9 Surprising Things That Are Bad For You
These days, it feels like absolutely everything is bad for us, and the constant influx of alarm bells over various foods and products can be overwhelming. In many cases, the key to managing risks is moderation, so there’s no need to panic and move to the top of some far-flung mountain where you’ll live off the land and have limited exposure to, well, anything. That said, we were surprised to learn that the following nine things—all of which are pretty common—are actually not so good for us. Click through to find out how you can reduce the risks associated with these surprising culprits.
As rice lovers, we hate to be the bearers of bad news; however, Consumer Reports recently found measurable amounts of inorganic arsenic—the most toxic kind of arsenic—in both brown and white rice varieties. As a result, they recommend you limit your intake to two servings per week and reach for Basmati rice from California, which is low in arsenic, or try quinoa, also low in arsenic, instead. Read an in-depth report here.

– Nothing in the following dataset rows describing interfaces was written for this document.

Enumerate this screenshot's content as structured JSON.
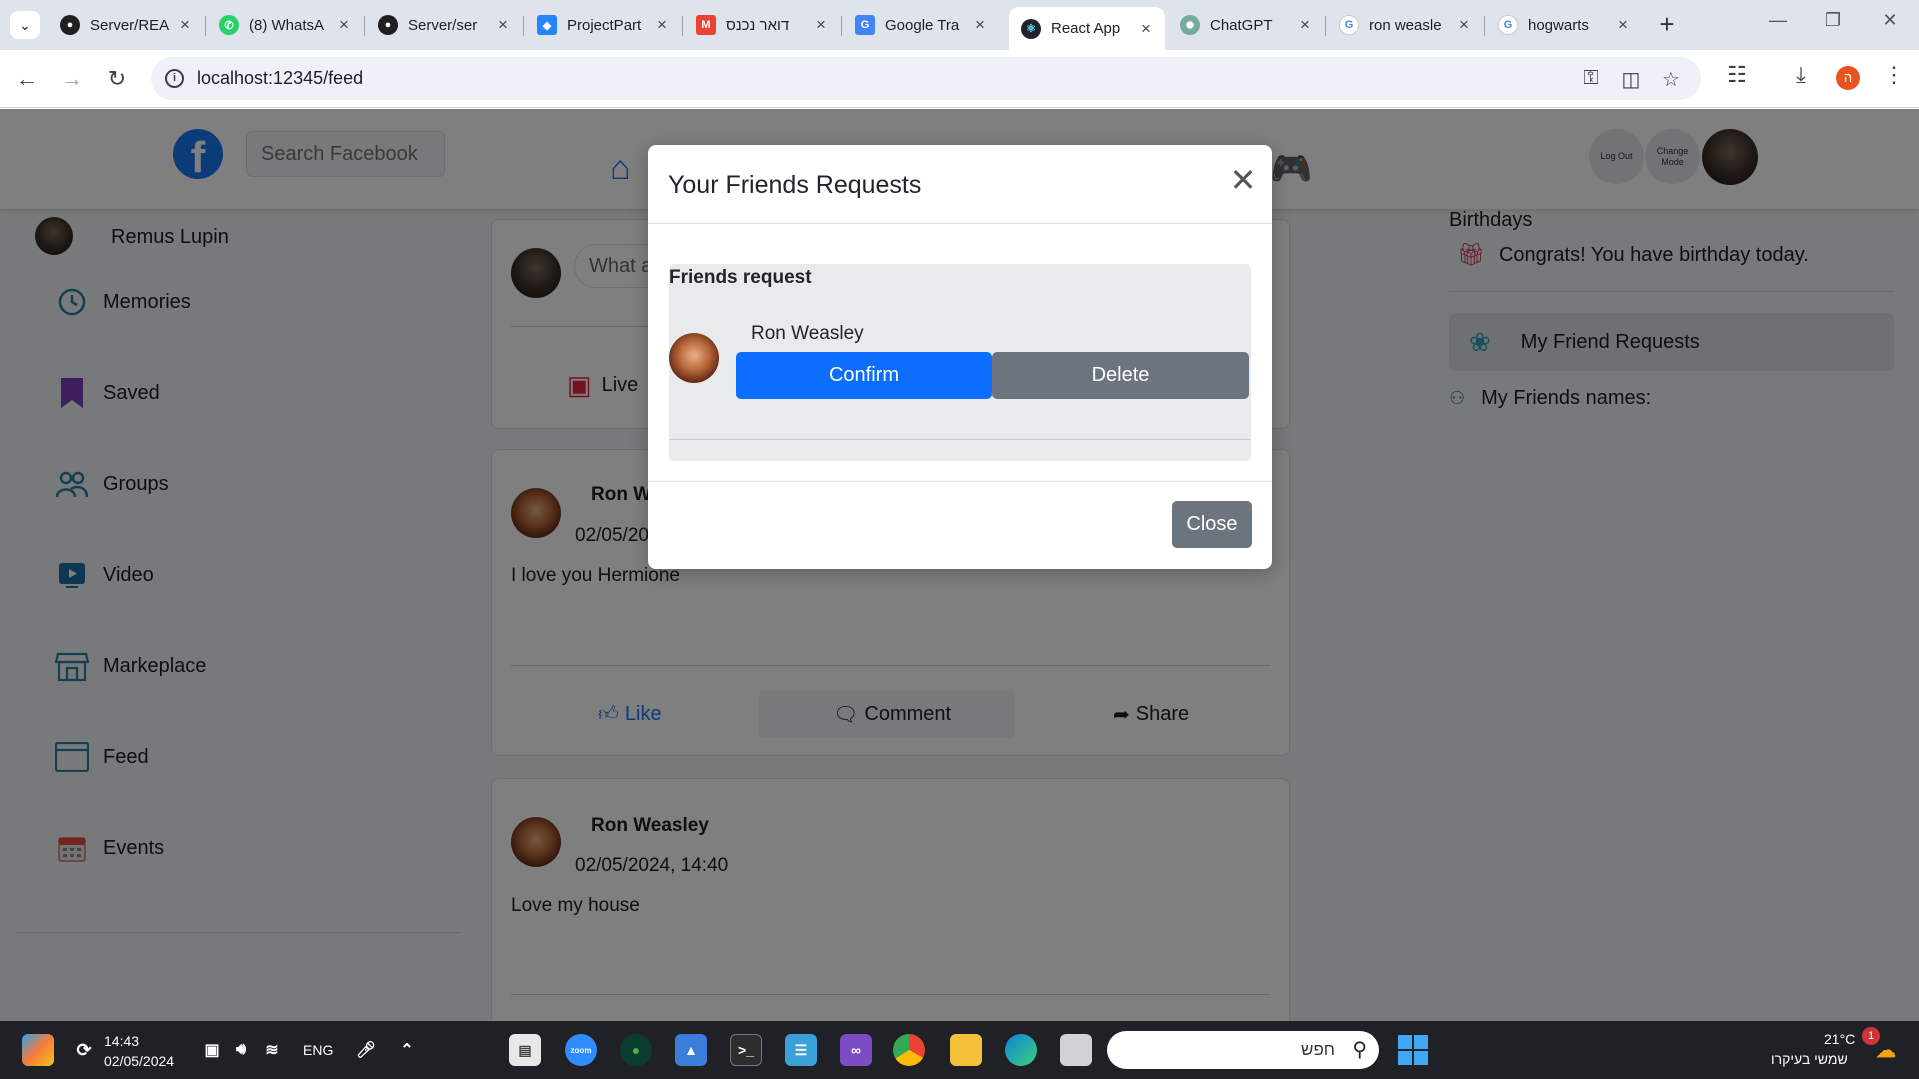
{
  "browser": {
    "tabs": [
      {
        "label": "Server/REA",
        "icon": "github-icon"
      },
      {
        "label": "(8) WhatsA",
        "icon": "whatsapp-icon"
      },
      {
        "label": "Server/ser",
        "icon": "github-icon"
      },
      {
        "label": "ProjectPart",
        "icon": "jira-icon"
      },
      {
        "label": "דואר נכנס",
        "icon": "gmail-icon"
      },
      {
        "label": "Google Tra",
        "icon": "google-translate-icon"
      },
      {
        "label": "React App",
        "icon": "react-icon",
        "active": true
      },
      {
        "label": "ChatGPT",
        "icon": "chatgpt-icon"
      },
      {
        "label": "ron weasle",
        "icon": "google-icon"
      },
      {
        "label": "hogwarts",
        "icon": "google-icon"
      }
    ],
    "url": "localhost:12345/feed",
    "profile_initial": "ה"
  },
  "header": {
    "logo": "f",
    "search_placeholder": "Search Facebook",
    "logout_label": "Log Out",
    "change_mode_label": "Change Mode"
  },
  "sidebar": {
    "user_name": "Remus Lupin",
    "items": [
      {
        "label": "Memories",
        "icon": "clock-icon"
      },
      {
        "label": "Saved",
        "icon": "bookmark-icon"
      },
      {
        "label": "Groups",
        "icon": "groups-icon"
      },
      {
        "label": "Video",
        "icon": "video-icon"
      },
      {
        "label": "Markeplace",
        "icon": "store-icon"
      },
      {
        "label": "Feed",
        "icon": "feed-icon"
      },
      {
        "label": "Events",
        "icon": "calendar-icon"
      }
    ]
  },
  "composer": {
    "placeholder": "What a",
    "live_label": "Live"
  },
  "posts": [
    {
      "author": "Ron W",
      "date": "02/05/20",
      "text": "I love you Hermione",
      "like": "Like",
      "comment": "Comment",
      "share": "Share"
    },
    {
      "author": "Ron Weasley",
      "date": "02/05/2024, 14:40",
      "text": "Love my house"
    }
  ],
  "right": {
    "birthdays_title": "Birthdays",
    "birthday_text": "Congrats! You have birthday today.",
    "friend_requests_label": "My Friend Requests",
    "friends_names_label": "My Friends names:"
  },
  "modal": {
    "title": "Your Friends Requests",
    "section_title": "Friends request",
    "request_name": "Ron Weasley",
    "confirm_label": "Confirm",
    "delete_label": "Delete",
    "close_label": "Close"
  },
  "taskbar": {
    "time": "14:43",
    "date": "02/05/2024",
    "lang": "ENG",
    "search_label": "חפש",
    "temperature": "21°C",
    "weather_text": "שמשי בעיקרו",
    "notification_count": "1"
  },
  "colors": {
    "primary": "#0d6efd",
    "secondary": "#6c757d",
    "facebook_blue": "#1877f2",
    "sidebar_icon": "#2b7fa3"
  }
}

Personal music players can reach 105 decibels, which, according to the Dangerous Decibels Campaign, is a level that can damage your hearing in just 15 minutes. To play it safe, we suggest investing in high-quality headphones, keeping the volume at moderate levels and consuming antioxidant-rich foods, which have been shown to combat hearing loss.
Sit-Ups & Crunches
This exercise is considered outdated by many fitness experts, as it can cause lower back injuries. The US Army revamped its physical training program to exclude sit-ups after one study found that 56 percent of injuries from their old fitness test were related to the exercise. We suggest replacing your daily (ha!) sit-ups with planks to better protect your back.
Non-stick pans are pretty ubiquitous these days, but the Teflon used to eliminate the need for excessive elbow grease when you wash also makes your pans toxic when overheated. According to Kurunthachalam Kannan, PhD, an environmental toxicologist at the New York State Department of Health's Wadsworth Center, Teflon-coated pans are safe until they reach 500º F. To get a feel for how quickly your pans can reach these unsafe temperatures, check out this research done by The Good Housekeeping Research Institute.
When fat is removed from milk, its natural nutrients go with it. Some studies have even found that full-fat dairy products are less likely to cause obesity, heart disease and diabetes than low-fat products. As with consumption of any healthy fat, the trick is not to overdo it; moderation is key with whole milk and other full-fat dairy products.
Ugh...we give up! We thought we were doing good by replacing sugar with agave, but we thought wrong. Agave is high in fructose, and in some cases even higher in fructose than high-fructose corn syrup. Fructose consumption can lead to insulin resistance, which raises the risk for metabolic syndrome and type 2 diabetes. Consume agave in moderation or eliminate it altogether by reaching for whole fruits when your sweet tooth needs a hit.
Loofahs, kept in the humid environment of your shower, can be the perfect breeding ground for bacteria and mold. If you don't want to give up your loofah, look for one made from natural fibers, wring it out after use, let it dry in a cool place and replace it once a month. (Note: You don't want to know how long we've had our loofahs, so if you've been hanging on to yours for much, much longer than a month, don't feel bad!)
This one has a few caveats. There is no doubt that certain vitamin deficiencies can lead to disease and illness; however, most of us get more than enough of the nutrients we need through our daily diet. Even if you don't eat quite enough whole foods, many processed foods in the U.S. are fortified with vitamins. What's more, some studies have shown that overdosing on vitamins can increase risk of certain diseases in certain people. (Read more here.) Our advice? If you have a known deficiency, by all means supplement your diet with the appropriate vitamin. If you don't, we suggest adding more whole foods into your diet and checking with a doctor before supplementing with any additional vitamins.
Cetaphil Gentle Skin Cleanser is a favorite of editors and dermatologists alike; however, as Well + Good points out, it’s not actually good for your skin. This cleanser comprises seven chemicals—propylene glycol, sodium lauryl sulfate, methylparaben, propylparaben, butylparaben—and doesn’t actually contain any beneficial ingredients. To double-check the safety of your products, visit the Environmental Working Group’s Skin Deep website.